ap Siôn, T. & Edwards, O. (2012). Praying ‘online’: The ordinary theology of prayer intentions posted on the internet. Journal of Beliefs and Values, 33, 95-109.

ap Siôn, T. (In Press). Lighting candles and writing prayers: Observing spiritual practices in churches in rural Cornwall. Research in the Social Scientific Study of Religion.

Best, S. & Kellner, D.(Eds.) (2001). The postmodern adventure: Science, technology and cultural studies at third millennium. New York, The Guilford Press.

Hassan, I. (1985). The culture of postmodernism. Theory, Culture and Society, 2 (3), 119-131.

Helland, C. (2000). Online religion/religion online and virtual communitas. In J.K. Hadden & D.E. Cowan (Eds.), Religion on the internet: Research prospects and promises (pp. 205-224). New York (NY): JAI Press.

Hutchings, T. (2010). The internet and the church: An introduction. The Expository Times, 122, 11-19.

Sharpley, R. & Jepson, D. (2011). Rural tourism: A spiritual experience? Annals of Tourism Research, 38 (1), 52-71.

Sharpley, R. & Sundaram, P. (2005). Tourism: a sacred journey? The case of ashram tourism, India. International Journal of Tourism Research, 7 (3), 161-171.

Sheldrake, P. (2001). Spaces for the sacred: Place, memory, and identity. London, SCM Press.

Stausberg, M. (2011). Religion and tourism: Crossroads, destinations and encounters. London, Routledge.

Walker, D.S. (2006). Belonging to rural church and society: Theological and sociological perspectives. Rural Theology, 4 (2), 85-97.

Walker, D.S. (2009). The social significance of Harvest festivals in the countryside: An empirical enquiry among those who attend. Rural Theology, 7 (1), 3-16.
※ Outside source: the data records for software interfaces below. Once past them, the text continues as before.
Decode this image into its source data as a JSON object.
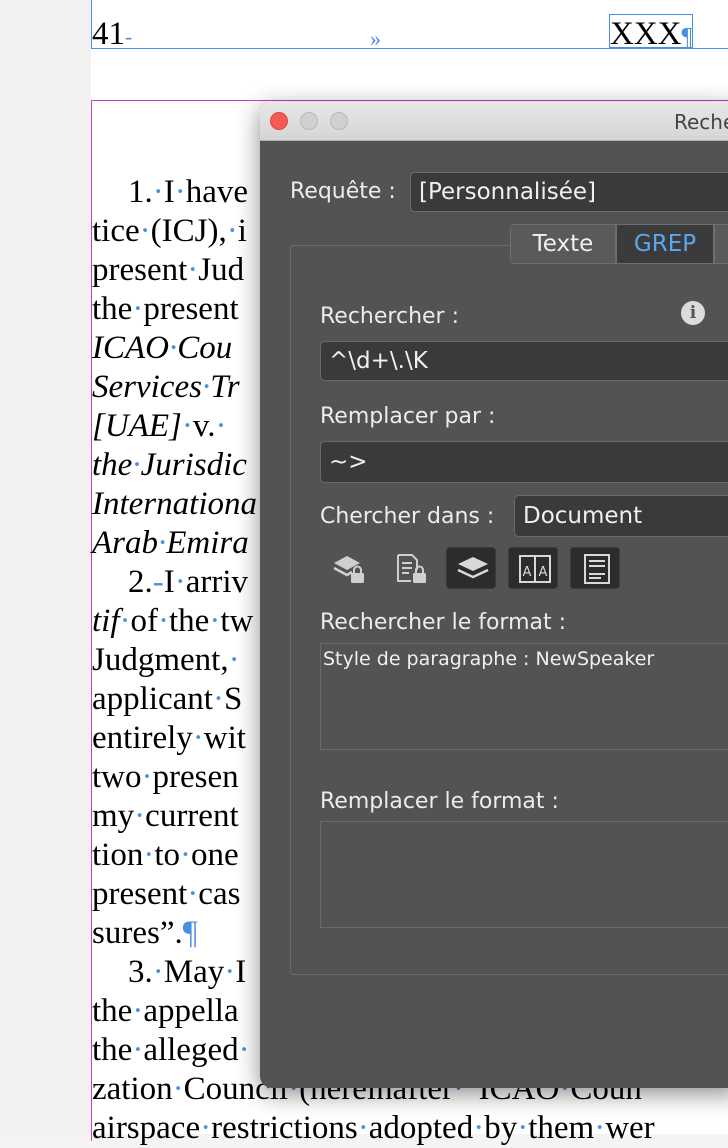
{
  "document": {
    "page_number": "41",
    "header_right": "XXX",
    "lines": [
      {
        "indent": true,
        "html": "1.<span class=\"inv\">·</span>I<span class=\"inv\">·</span>have"
      },
      {
        "indent": false,
        "html": "tice<span class=\"inv\">·</span>(ICJ),<span class=\"inv\">·</span>i"
      },
      {
        "indent": false,
        "html": "present<span class=\"inv\">·</span>Jud"
      },
      {
        "indent": false,
        "html": "the<span class=\"inv\">·</span>present"
      },
      {
        "indent": false,
        "html": "<i>ICAO<span class=\"inv\">·</span>Cou</i>"
      },
      {
        "indent": false,
        "html": "<i>Services<span class=\"inv\">·</span>Tr</i>"
      },
      {
        "indent": false,
        "html": "<i>[UAE]</i><span class=\"inv\">·</span>v.<span class=\"inv\">·</span>"
      },
      {
        "indent": false,
        "html": "<i>the<span class=\"inv\">·</span>Jurisdic</i>"
      },
      {
        "indent": false,
        "html": "<i>Internationa</i>"
      },
      {
        "indent": false,
        "html": "<i>Arab<span class=\"inv\">·</span>Emira</i>"
      },
      {
        "indent": true,
        "html": "2.<span class=\"inv\">‑</span>I<span class=\"inv\">·</span>arriv"
      },
      {
        "indent": false,
        "html": "<i>tif</i><span class=\"inv\">·</span>of<span class=\"inv\">·</span>the<span class=\"inv\">·</span>tw"
      },
      {
        "indent": false,
        "html": "Judgment,<span class=\"inv\">·</span>"
      },
      {
        "indent": false,
        "html": "applicant<span class=\"inv\">·</span>S"
      },
      {
        "indent": false,
        "html": "entirely<span class=\"inv\">·</span>wit"
      },
      {
        "indent": false,
        "html": "two<span class=\"inv\">·</span>presen"
      },
      {
        "indent": false,
        "html": "my<span class=\"inv\">·</span>current"
      },
      {
        "indent": false,
        "html": "tion<span class=\"inv\">·</span>to<span class=\"inv\">·</span>one"
      },
      {
        "indent": false,
        "html": "present<span class=\"inv\">·</span>cas"
      },
      {
        "indent": false,
        "html": "sures”.<span class=\"inv\">¶</span>"
      },
      {
        "indent": true,
        "html": "3.<span class=\"inv\">·</span>May<span class=\"inv\">·</span>I"
      },
      {
        "indent": false,
        "html": "the<span class=\"inv\">·</span>appella"
      },
      {
        "indent": false,
        "html": "the<span class=\"inv\">·</span>alleged<span class=\"inv\">·</span>"
      },
      {
        "indent": false,
        "html": "zation<span class=\"inv\">·</span>Council<span class=\"inv\">·</span>(hereinafter<span class=\"inv\">·</span>“ICAO<span class=\"inv\">·</span>Coun"
      },
      {
        "indent": false,
        "html": "airspace<span class=\"inv\">·</span>restrictions<span class=\"inv\">·</span>adopted<span class=\"inv\">·</span>by<span class=\"inv\">·</span>them<span class=\"inv\">·</span>wer"
      }
    ]
  },
  "dialog": {
    "title": "Reche",
    "query_label": "Requête :",
    "query_value": "[Personnalisée]",
    "tabs": [
      "Texte",
      "GREP",
      ""
    ],
    "active_tab": "GREP",
    "find_label": "Rechercher :",
    "find_value": "^\\d+\\.\\K",
    "replace_label": "Remplacer par :",
    "replace_value": "~>",
    "search_in_label": "Chercher dans :",
    "search_in_value": "Document",
    "find_format_label": "Rechercher le format :",
    "find_format_value": "Style de paragraphe : NewSpeaker",
    "replace_format_label": "Remplacer le format :",
    "icons": [
      "include-locked-layers-icon",
      "include-locked-stories-icon",
      "include-hidden-layers-icon",
      "include-master-pages-icon",
      "include-footnotes-icon"
    ],
    "accent_color": "#5aa8f0",
    "close_color": "#f45952"
  }
}
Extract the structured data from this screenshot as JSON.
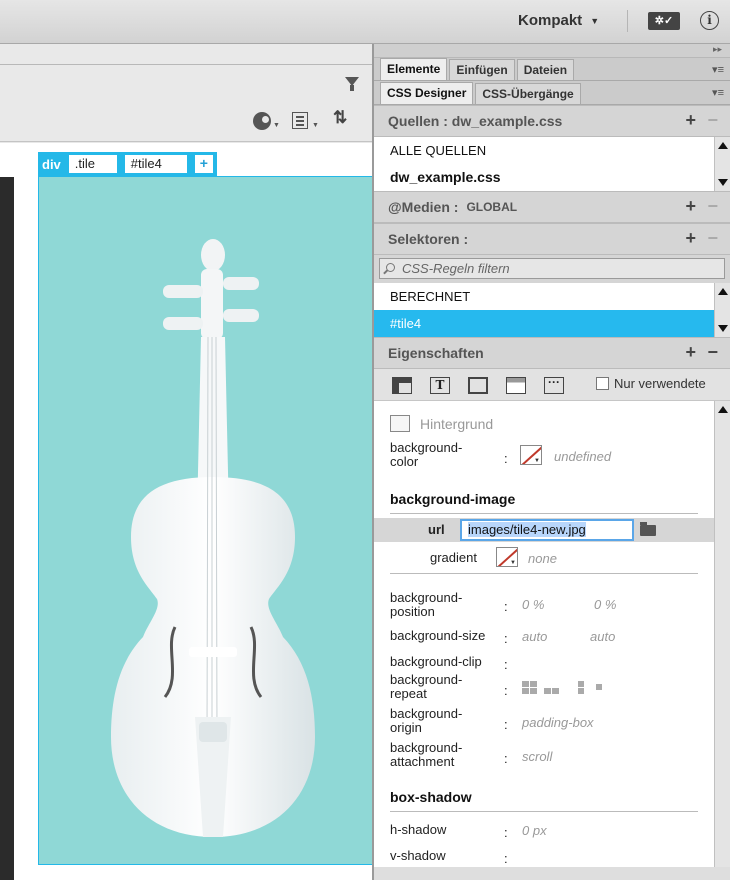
{
  "appbar": {
    "workspace": "Kompakt",
    "sync_icon": "sync-settings-icon",
    "info_icon": "info-icon"
  },
  "doc_toolbar": {
    "icons": [
      "filter-icon",
      "globe-icon",
      "list-icon",
      "sort-icon"
    ]
  },
  "doc": {
    "tag": "div",
    "classes": [
      ".tile",
      "#tile4"
    ],
    "add": "+",
    "tile_color": "#8fd8d6"
  },
  "panel": {
    "tabs_top": [
      "Elemente",
      "Einfügen",
      "Dateien"
    ],
    "tabs_second": [
      "CSS Designer",
      "CSS-Übergänge"
    ],
    "sources": {
      "heading": "Quellen : dw_example.css",
      "items": [
        "ALLE QUELLEN",
        "dw_example.css"
      ]
    },
    "media": {
      "heading": "@Medien :",
      "value": "GLOBAL"
    },
    "selectors": {
      "heading": "Selektoren :",
      "filter_placeholder": "CSS-Regeln filtern",
      "items": [
        "BERECHNET",
        "#tile4"
      ]
    },
    "properties": {
      "heading": "Eigenschaften",
      "only_used": "Nur verwendete",
      "hintergrund": "Hintergrund",
      "bgcolor_label_1": "background-",
      "bgcolor_label_2": "color",
      "bgcolor_value": "undefined",
      "bgimage_heading": "background-image",
      "url_label": "url",
      "url_value": "images/tile4-new.jpg",
      "gradient_label": "gradient",
      "gradient_value": "none",
      "bgpos_label_1": "background-",
      "bgpos_label_2": "position",
      "bgpos_x": "0 %",
      "bgpos_y": "0 %",
      "bgsize_label": "background-size",
      "bgsize_x": "auto",
      "bgsize_y": "auto",
      "bgclip_label": "background-clip",
      "bgrepeat_label_1": "background-",
      "bgrepeat_label_2": "repeat",
      "bgorigin_label_1": "background-",
      "bgorigin_label_2": "origin",
      "bgorigin_value": "padding-box",
      "bgattach_label_1": "background-",
      "bgattach_label_2": "attachment",
      "bgattach_value": "scroll",
      "boxshadow_heading": "box-shadow",
      "hshadow_label": "h-shadow",
      "hshadow_value": "0 px",
      "vshadow_label": "v-shadow"
    },
    "accent": "#26b9ee"
  }
}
Walker, D.S. (2010). The religious beliefs and attitudes of rural Anglican churchgoers: Weekly and occasional attendees. Rural Theology, 8 (2), 159-172.


Content Metrics

Content Metrics

All Time Past Year Past 30 Days
Abstract Views 19 19 6
Full Text Views 4 4 3
PDF Downloads 1 1 0
EPUB Downloads 0 0 0